That’s right fellas, I have made it to Japan. I am a married man with my beautiful Japanese wife, we got a new apartment with a great landlord and things are looking up for this guy. But how did I make it all the way here?
Our story begins back in the summer of 2016 when I went backpacking in Europe. A millenial rite-of-passage, if you will. I went to work and meditate in a meditation house in Hamburg and I met an American zen-buddhist/basketball coach named Lee. He was a real character, as he loved to talk mainly about 3 things: sports, cars, and Thai women. He had been to Japan before and he said, you know, maybe you should go to Japan. Just work your ass off and go to Japan. You’ll love it.
Hell yeah, I thought. I will go back home, find a job and earn money to Japan in August 2017. What followed was that I couldn’t find a job all summer, but a ray of light came in the form of nepotism as my friend hooked up a job in his mom’s company. I also found a new penpal from Japan whom I fell in love with. We got married, I moved to Japan on March 2017 and here I am now writing this blog post.

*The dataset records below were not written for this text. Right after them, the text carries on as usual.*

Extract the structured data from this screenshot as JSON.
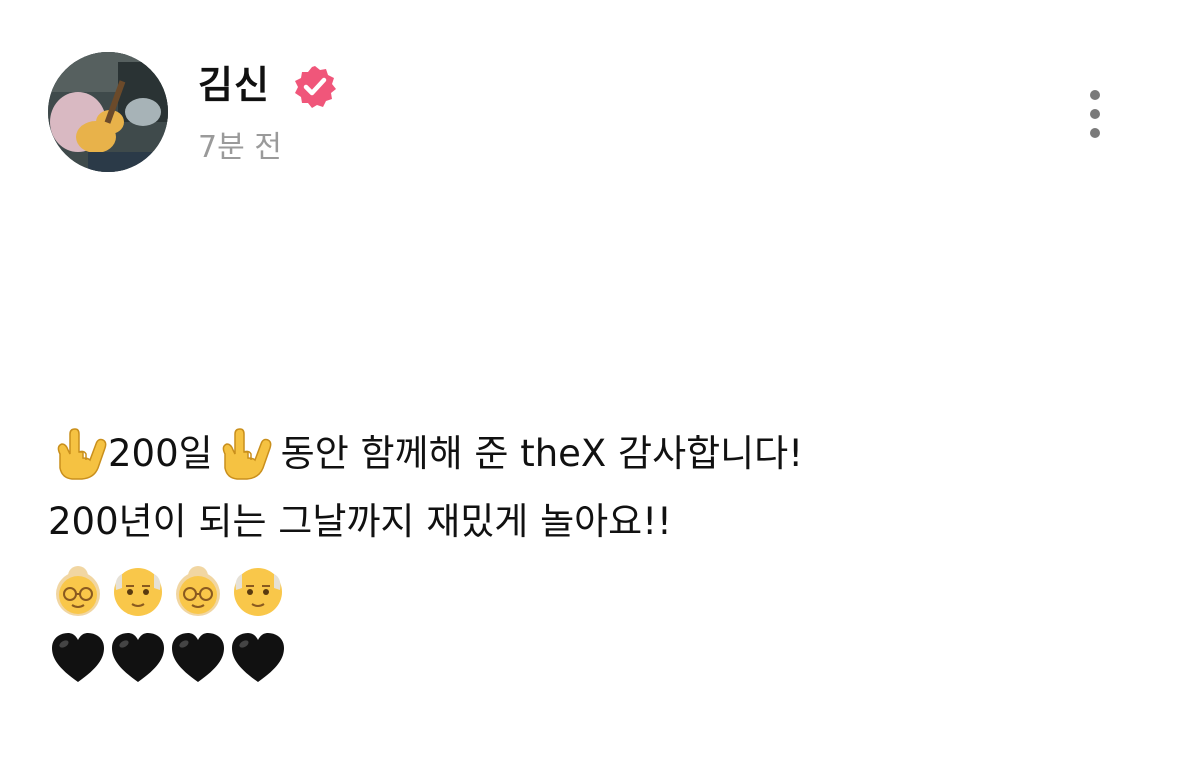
{
  "post": {
    "author": {
      "name": "김신",
      "verified": true,
      "avatar_icon": "avatar-guitar-photo"
    },
    "timestamp": "7분 전",
    "more_icon": "more-vertical-icon",
    "body": {
      "line1": {
        "emoji_left": "love-you-gesture-icon",
        "text_a": "200일",
        "emoji_mid": "love-you-gesture-icon",
        "text_b": "동안 함께해 준 theX 감사합니다!"
      },
      "line2": {
        "text": "200년이 되는 그날까지 재밌게 놀아요!!"
      },
      "line3": {
        "emojis": [
          "older-woman-icon",
          "older-man-icon",
          "older-woman-icon",
          "older-man-icon"
        ]
      },
      "line4": {
        "emojis": [
          "black-heart-icon",
          "black-heart-icon",
          "black-heart-icon",
          "black-heart-icon"
        ]
      }
    }
  },
  "colors": {
    "verified_badge": "#f0567a",
    "timestamp": "#9a9a9a",
    "more_dots": "#7a7a7a"
  }
}
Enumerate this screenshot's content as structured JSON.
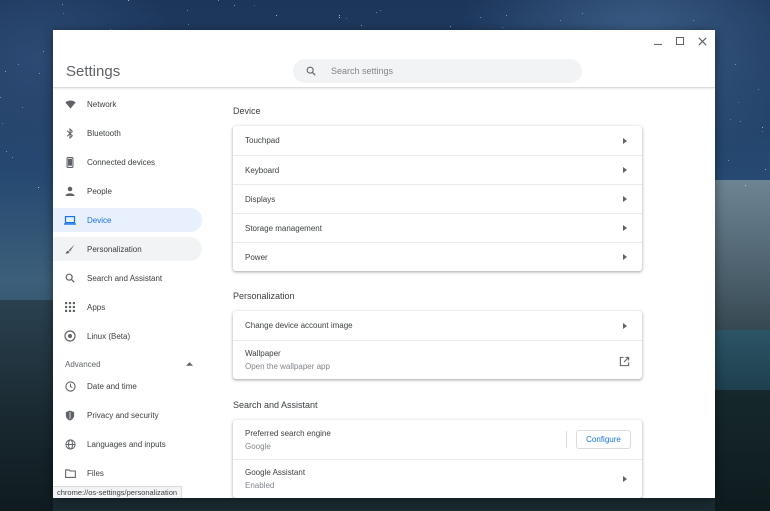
{
  "window": {
    "title": "Settings"
  },
  "search": {
    "placeholder": "Search settings"
  },
  "sidebar": {
    "items": [
      {
        "label": "Network",
        "icon": "wifi-icon"
      },
      {
        "label": "Bluetooth",
        "icon": "bluetooth-icon"
      },
      {
        "label": "Connected devices",
        "icon": "phone-icon"
      },
      {
        "label": "People",
        "icon": "person-icon"
      },
      {
        "label": "Device",
        "icon": "laptop-icon",
        "selected": true
      },
      {
        "label": "Personalization",
        "icon": "brush-icon"
      },
      {
        "label": "Search and Assistant",
        "icon": "search-icon"
      },
      {
        "label": "Apps",
        "icon": "apps-grid-icon"
      },
      {
        "label": "Linux (Beta)",
        "icon": "linux-icon"
      }
    ],
    "advanced_label": "Advanced",
    "advanced_items": [
      {
        "label": "Date and time",
        "icon": "clock-icon"
      },
      {
        "label": "Privacy and security",
        "icon": "shield-icon"
      },
      {
        "label": "Languages and inputs",
        "icon": "globe-icon"
      },
      {
        "label": "Files",
        "icon": "folder-icon"
      }
    ]
  },
  "main": {
    "device": {
      "title": "Device",
      "rows": [
        "Touchpad",
        "Keyboard",
        "Displays",
        "Storage management",
        "Power"
      ]
    },
    "personalization": {
      "title": "Personalization",
      "change_image": "Change device account image",
      "wallpaper": "Wallpaper",
      "wallpaper_sub": "Open the wallpaper app"
    },
    "search_assistant": {
      "title": "Search and Assistant",
      "engine_label": "Preferred search engine",
      "engine_value": "Google",
      "configure": "Configure",
      "assistant_label": "Google Assistant",
      "assistant_value": "Enabled"
    }
  },
  "status_url": "chrome://os-settings/personalization",
  "colors": {
    "accent": "#1a73e8",
    "selected_bg": "#e8f0fe",
    "text": "#3c4043",
    "secondary": "#80868b"
  }
}
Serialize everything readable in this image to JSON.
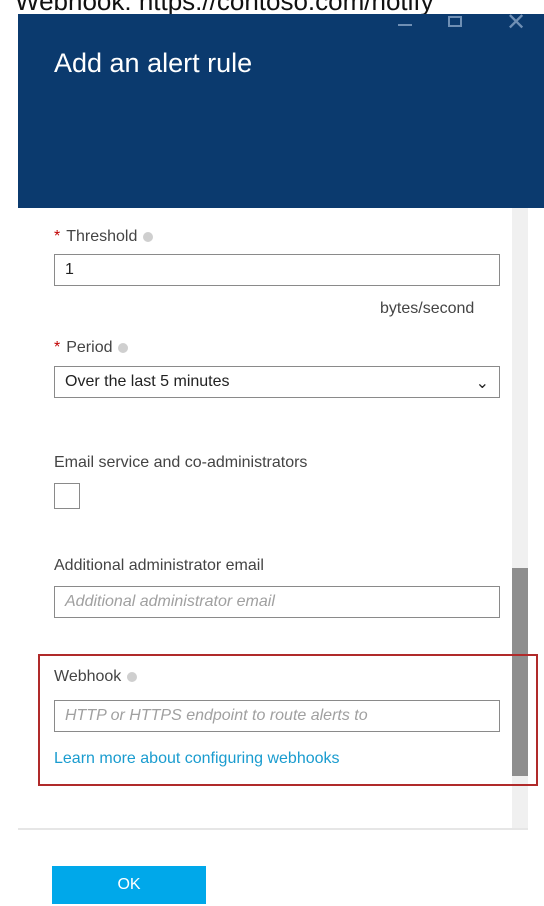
{
  "top_caption": "Webhook: https://contoso.com/notify",
  "window": {
    "title": "Add an alert rule",
    "controls": {
      "minimize_icon": "minimize-icon",
      "maximize_icon": "maximize-icon",
      "close_icon": "close-icon"
    }
  },
  "form": {
    "threshold": {
      "required_mark": "*",
      "label": "Threshold",
      "value": "1",
      "unit": "bytes/second"
    },
    "period": {
      "required_mark": "*",
      "label": "Period",
      "selected": "Over the last 5 minutes"
    },
    "email_service": {
      "label": "Email service and co-administrators",
      "checked": false
    },
    "additional_email": {
      "label": "Additional administrator email",
      "placeholder": "Additional administrator email",
      "value": ""
    },
    "webhook": {
      "label": "Webhook",
      "placeholder": "HTTP or HTTPS endpoint to route alerts to",
      "value": "",
      "help_link": "Learn more about configuring webhooks"
    }
  },
  "footer": {
    "ok_label": "OK"
  },
  "colors": {
    "header_bg": "#0b3a6e",
    "accent": "#00a8ea",
    "link": "#1a9ccf",
    "required": "#c00000",
    "highlight_border": "#b02a2a"
  }
}
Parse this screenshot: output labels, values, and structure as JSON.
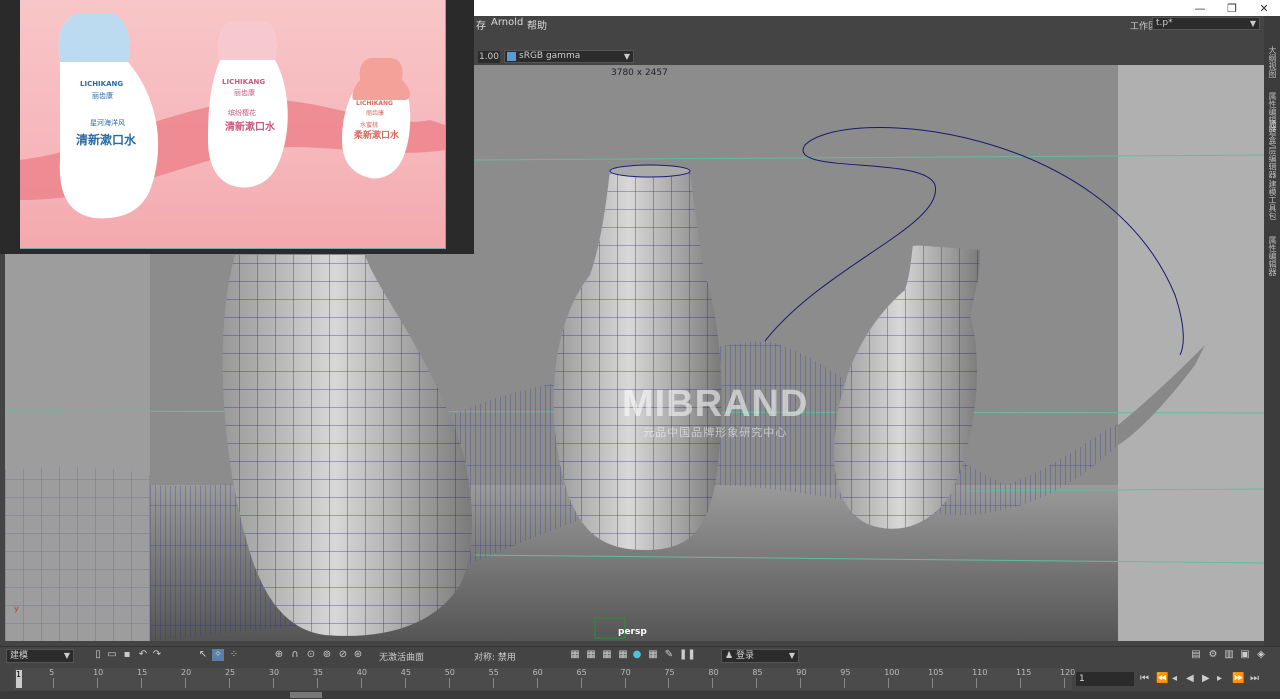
{
  "menu": {
    "partial_item": "存",
    "arnold": "Arnold",
    "help": "帮助"
  },
  "workspace": {
    "label": "工作区:",
    "value": "t.p*"
  },
  "window_controls": {
    "minimize": "—",
    "restore": "❐",
    "close": "✕"
  },
  "viewport_toolbar": {
    "gamma_value": "1.00",
    "color_space": "sRGB gamma"
  },
  "viewport": {
    "resolution": "3780 x 2457",
    "camera": "persp",
    "watermark_main": "MIBRAND",
    "watermark_sub": "元品中国品牌形象研究中心",
    "axis": "y"
  },
  "render_preview": {
    "bottles": [
      {
        "brand": "LICHIKANG",
        "cn_brand": "丽齿康",
        "line1": "星河海洋风",
        "product": "清新漱口水",
        "color": "#bcdaf0"
      },
      {
        "brand": "LICHIKANG",
        "cn_brand": "丽齿康",
        "line1": "缤纷樱花",
        "product": "清新漱口水",
        "color": "#f6c9cf"
      },
      {
        "brand": "LICHIKANG",
        "cn_brand": "丽齿康",
        "line1": "水蜜桃",
        "product": "柔新漱口水",
        "color": "#f4a19a"
      }
    ]
  },
  "right_strip": [
    "大纲视图",
    "属性编辑器",
    "通道盒/层编辑器",
    "建模工具包",
    "属性编辑器"
  ],
  "shelf": {
    "mode": "建模",
    "live_surface": "无激活曲面",
    "symmetry": "对称: 禁用",
    "login": "登录"
  },
  "timeline": {
    "ticks": [
      "1",
      "5",
      "10",
      "15",
      "20",
      "25",
      "30",
      "35",
      "40",
      "45",
      "50",
      "55",
      "60",
      "65",
      "70",
      "75",
      "80",
      "85",
      "90",
      "95",
      "100",
      "105",
      "110",
      "115",
      "120"
    ],
    "current_frame": "1",
    "frame_field": "1"
  },
  "colors": {
    "viewport_bg": "#8e8e8e",
    "wire": "#1a1a7a",
    "ui_bg": "#444444",
    "render_bg": "#f6b7bb"
  }
}
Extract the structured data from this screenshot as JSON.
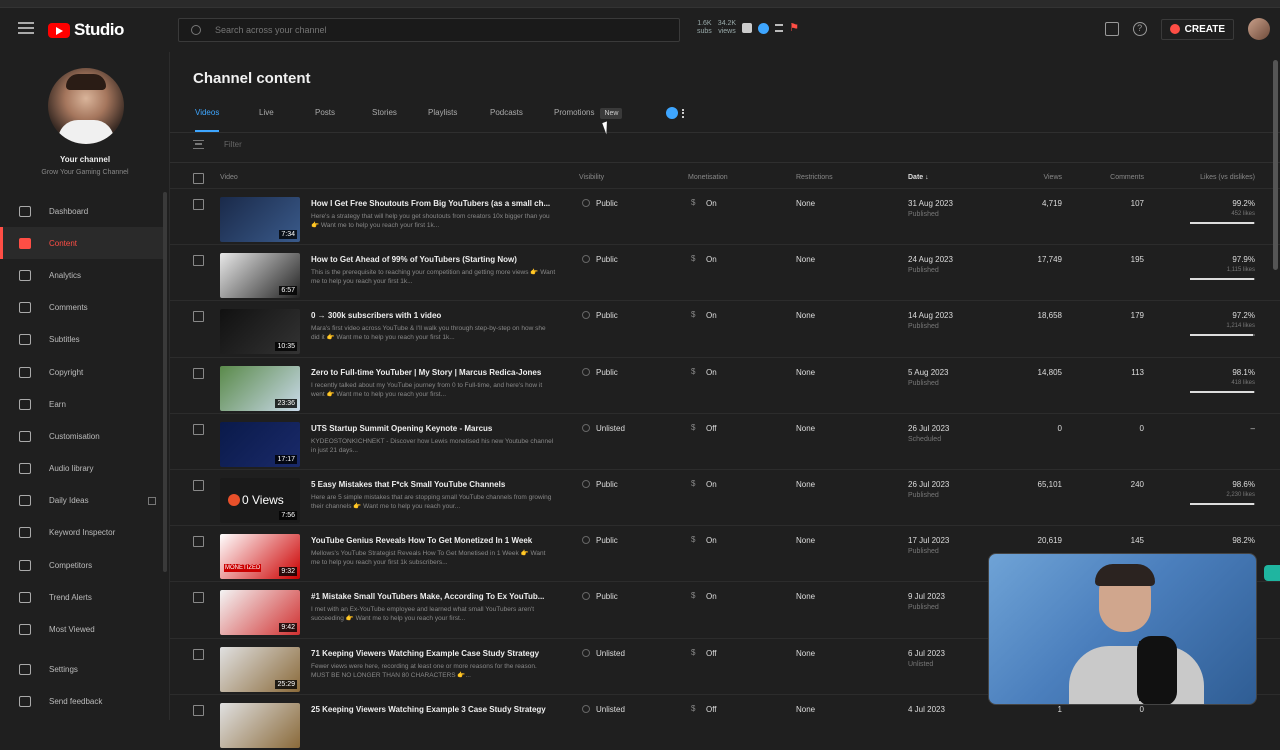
{
  "app": {
    "name": "Studio"
  },
  "search": {
    "placeholder": "Search across your channel"
  },
  "header_stats": {
    "a": "1.6K",
    "b": "34.2K",
    "a_sub": "subs",
    "b_sub": "views"
  },
  "header": {
    "create_label": "CREATE"
  },
  "channel": {
    "title": "Your channel",
    "name": "Grow Your Gaming Channel"
  },
  "sidebar": {
    "items": [
      {
        "label": "Dashboard",
        "icon": "dashboard-icon"
      },
      {
        "label": "Content",
        "icon": "content-icon",
        "active": true
      },
      {
        "label": "Analytics",
        "icon": "analytics-icon"
      },
      {
        "label": "Comments",
        "icon": "comments-icon"
      },
      {
        "label": "Subtitles",
        "icon": "subtitles-icon"
      },
      {
        "label": "Copyright",
        "icon": "copyright-icon"
      },
      {
        "label": "Earn",
        "icon": "earn-icon"
      },
      {
        "label": "Customisation",
        "icon": "customisation-icon"
      },
      {
        "label": "Audio library",
        "icon": "audio-library-icon"
      },
      {
        "label": "Daily Ideas",
        "icon": "daily-ideas-icon"
      },
      {
        "label": "Keyword Inspector",
        "icon": "keyword-inspector-icon"
      },
      {
        "label": "Competitors",
        "icon": "competitors-icon"
      },
      {
        "label": "Trend Alerts",
        "icon": "trend-alerts-icon"
      },
      {
        "label": "Most Viewed",
        "icon": "most-viewed-icon"
      },
      {
        "label": "Settings",
        "icon": "settings-icon"
      },
      {
        "label": "Send feedback",
        "icon": "feedback-icon"
      }
    ]
  },
  "main": {
    "title": "Channel content",
    "tabs": [
      "Videos",
      "Live",
      "Posts",
      "Stories",
      "Playlists",
      "Podcasts",
      "Promotions"
    ],
    "new_badge": "New",
    "filter_label": "Filter",
    "columns": {
      "video": "Video",
      "visibility": "Visibility",
      "monetisation": "Monetisation",
      "restrictions": "Restrictions",
      "date": "Date ↓",
      "views": "Views",
      "comments": "Comments",
      "likes": "Likes (vs dislikes)"
    }
  },
  "rows": [
    {
      "title": "How I Get Free Shoutouts From Big YouTubers (as a small ch...",
      "desc": "Here's a strategy that will help you get shoutouts from creators 10x bigger than you 👉 Want me to help you reach your first 1k...",
      "duration": "7:34",
      "visibility": "Public",
      "monetisation": "On",
      "restrictions": "None",
      "date": "31 Aug 2023",
      "status": "Published",
      "views": "4,719",
      "comments": "107",
      "likes": "99.2%",
      "likes_sub": "452 likes",
      "like_pct": 99.2,
      "thumb": [
        "#1a2a4a",
        "#3a5a8a"
      ]
    },
    {
      "title": "How to Get Ahead of 99% of YouTubers (Starting Now)",
      "desc": "This is the prerequisite to reaching your competition and getting more views 👉 Want me to help you reach your first 1k...",
      "duration": "6:57",
      "visibility": "Public",
      "monetisation": "On",
      "restrictions": "None",
      "date": "24 Aug 2023",
      "status": "Published",
      "views": "17,749",
      "comments": "195",
      "likes": "97.9%",
      "likes_sub": "1,115 likes",
      "like_pct": 97.9,
      "thumb": [
        "#e8e8e8",
        "#222222"
      ]
    },
    {
      "title": "0 → 300k subscribers with 1 video",
      "desc": "Mara's first video across YouTube & I'll walk you through step-by-step on how she did it 👉 Want me to help you reach your first 1k...",
      "duration": "10:35",
      "visibility": "Public",
      "monetisation": "On",
      "restrictions": "None",
      "date": "14 Aug 2023",
      "status": "Published",
      "views": "18,658",
      "comments": "179",
      "likes": "97.2%",
      "likes_sub": "1,214 likes",
      "like_pct": 97.2,
      "thumb": [
        "#111111",
        "#333333"
      ]
    },
    {
      "title": "Zero to Full-time YouTuber | My Story | Marcus Redica-Jones",
      "desc": "I recently talked about my YouTube journey from 0 to Full-time, and here's how it went 👉 Want me to help you reach your first...",
      "duration": "23:36",
      "visibility": "Public",
      "monetisation": "On",
      "restrictions": "None",
      "date": "5 Aug 2023",
      "status": "Published",
      "views": "14,805",
      "comments": "113",
      "likes": "98.1%",
      "likes_sub": "418 likes",
      "like_pct": 98.1,
      "thumb": [
        "#5a8a4a",
        "#c9d9e9"
      ]
    },
    {
      "title": "UTS Startup Summit Opening Keynote - Marcus",
      "desc": "KYDEOSTONKICHNEKT - Discover how Lewis monetised his new Youtube channel in just 21 days...",
      "duration": "17:17",
      "visibility": "Unlisted",
      "monetisation": "Off",
      "restrictions": "None",
      "date": "26 Jul 2023",
      "status": "Scheduled",
      "views": "0",
      "comments": "0",
      "likes": "–",
      "likes_sub": "",
      "like_pct": 0,
      "thumb": [
        "#0a1a4a",
        "#1a2a6a"
      ]
    },
    {
      "title": "5 Easy Mistakes that F*ck Small YouTube Channels",
      "desc": "Here are 5 simple mistakes that are stopping small YouTube channels from growing their channels 👉 Want me to help you reach your...",
      "duration": "7:56",
      "visibility": "Public",
      "monetisation": "On",
      "restrictions": "None",
      "date": "26 Jul 2023",
      "status": "Published",
      "views": "65,101",
      "comments": "240",
      "likes": "98.6%",
      "likes_sub": "2,230 likes",
      "like_pct": 98.6,
      "thumb_label": "0 Views",
      "thumb": [
        "#1a1a1a",
        "#1a1a1a"
      ]
    },
    {
      "title": "YouTube Genius Reveals How To Get Monetized In 1 Week",
      "desc": "Mellows's YouTube Strategist Reveals How To Get Monetised in 1 Week 👉 Want me to help you reach your first 1k subscribers...",
      "duration": "9:32",
      "visibility": "Public",
      "monetisation": "On",
      "restrictions": "None",
      "date": "17 Jul 2023",
      "status": "Published",
      "views": "20,619",
      "comments": "145",
      "likes": "98.2%",
      "likes_sub": "",
      "like_pct": 98.2,
      "thumb_label": "MONETIZED",
      "thumb": [
        "#ffffff",
        "#cc0000"
      ]
    },
    {
      "title": "#1 Mistake Small YouTubers Make, According To Ex YouTub...",
      "desc": "I met with an Ex-YouTube employee and learned what small YouTubers aren't succeeding 👉 Want me to help you reach your first...",
      "duration": "9:42",
      "visibility": "Public",
      "monetisation": "On",
      "restrictions": "None",
      "date": "9 Jul 2023",
      "status": "Published",
      "views": "",
      "comments": "",
      "likes": "",
      "likes_sub": "",
      "like_pct": 0,
      "thumb": [
        "#f4f4f4",
        "#d03030"
      ]
    },
    {
      "title": "71 Keeping Viewers Watching Example Case Study Strategy",
      "desc": "Fewer views were here, recording at least one or more reasons for the reason. MUST BE NO LONGER THAN 80 CHARACTERS 👉...",
      "duration": "25:29",
      "visibility": "Unlisted",
      "monetisation": "Off",
      "restrictions": "None",
      "date": "6 Jul 2023",
      "status": "Unlisted",
      "views": "",
      "comments": "",
      "likes": "",
      "likes_sub": "",
      "like_pct": 0,
      "thumb": [
        "#e0e0e0",
        "#8a6a3a"
      ]
    },
    {
      "title": "25 Keeping Viewers Watching Example 3 Case Study Strategy",
      "desc": "",
      "duration": "",
      "visibility": "Unlisted",
      "monetisation": "Off",
      "restrictions": "None",
      "date": "4 Jul 2023",
      "status": "",
      "views": "1",
      "comments": "0",
      "likes": "",
      "likes_sub": "",
      "like_pct": 0,
      "thumb": [
        "#e0e0e0",
        "#8a6a3a"
      ]
    }
  ]
}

Japan – the Modern and Ancient etc. etc. etc.
All pictures rights are on this fella, OC pls donutsteal
So what have I experienced so far?
- Japanese bureaucracy is all about middle-men. Why? There are 100+ million people in Japan and that means you need bureaucracy to keep things in check. You need offices to work as fast and as efficient as possible. However, due to the population size, if you had a modern computerized government, this would put a whole lot of people out of work really quick. So instead of fast computers, you got a horde of tiny Japanese worker ants with fast legs.
- Japanese is number one. If you don’t speak much Japanese, it’s English-teaching, recruiting, or KKK (Kigen, Kitsui, Kitanai = Dangerous, Demeaning &/or Dirty) work. Well, like in the great Irish Ballad Finnegan’s Wake, the song goes – He had a brogue so rich and sweet, and to rise in the world he carried a hod. Gotta start somewhere, fellas!
- Speaking of Japanese, thank GOD I have studied Japanese because this paperwork in the city hall would’ve been a straight-up nightmare. Not to mention that when they screw up your name in the documents despite writing it all perfectly, you gotta go back to the hall in person and. Of course the ladies and men will bow and say things like 申し訳ありません, which doesn’t really help shit and serves only to waste your time, but hey, at least you can practice Japanese!!
Hahahaha good luck finding a trash can though.
- You know the secret of keeping the streets clean? It’s not having a lot of trash cans, but it’s the exact opposite. There are no trash cans ever. Not in the public toilet, not in the office lobbies. You make waste, you make haste and take it all home with you. Or you dump it next to a vending machine can-collecting box. Or in a smoke area.
- Also you’d think that if they want to keep their island clean and pretty, then they would minimize the waste when you buy crap from the store, right? WRONG!!!! Individually wrapped ham slices? Bread sold by the slice inside a plastic bag? Half-empty candy bags with individually wrapped candies with paper inside to separate the two pieces? It’s a plastic hell and god forbid if you put it in the burnable-trash bag. No. You gotta recycle that thing like it’s going outta style. Seriously, dudes, lay off the packaging already.
- They take recycling seriously though, so that’s a plus.
- So many coins. Coins everywhere. Coins. Coins. Coins. Buy something, get coins to buy more things.
- POINTO KAADO IRASSHAIMASU KA?????? NO DUDE I DON’T WANT ANOTHER POINT CARD, I GOT 20 ALREADY EVEN THOUGH I’VE BEEN HERE FOR 3 WEEKS!!!
- The weather’s been so nice. But it gets damp inside homes and that means mold. Mold is your worst enemy, be smart about it.
So how do I like it here?
I feel just like in home. Best damn place on Earth to live in once you get past that people don’t speak their mind and avoid all confrontations at all cost (AKA. not rocking the boat even though your ass is hurting so bad that you’re ready to kill the poor sap in front of you to take his place). It’s like my dear friend and ex-co-worker said: “People are all the same everywhere. It doesn’t matter where you are, they got the same problems and they want the same things. The important bit is to know this and go without illusion.”
People think Japan is a paradise. But like with all paradises, they got their own vices.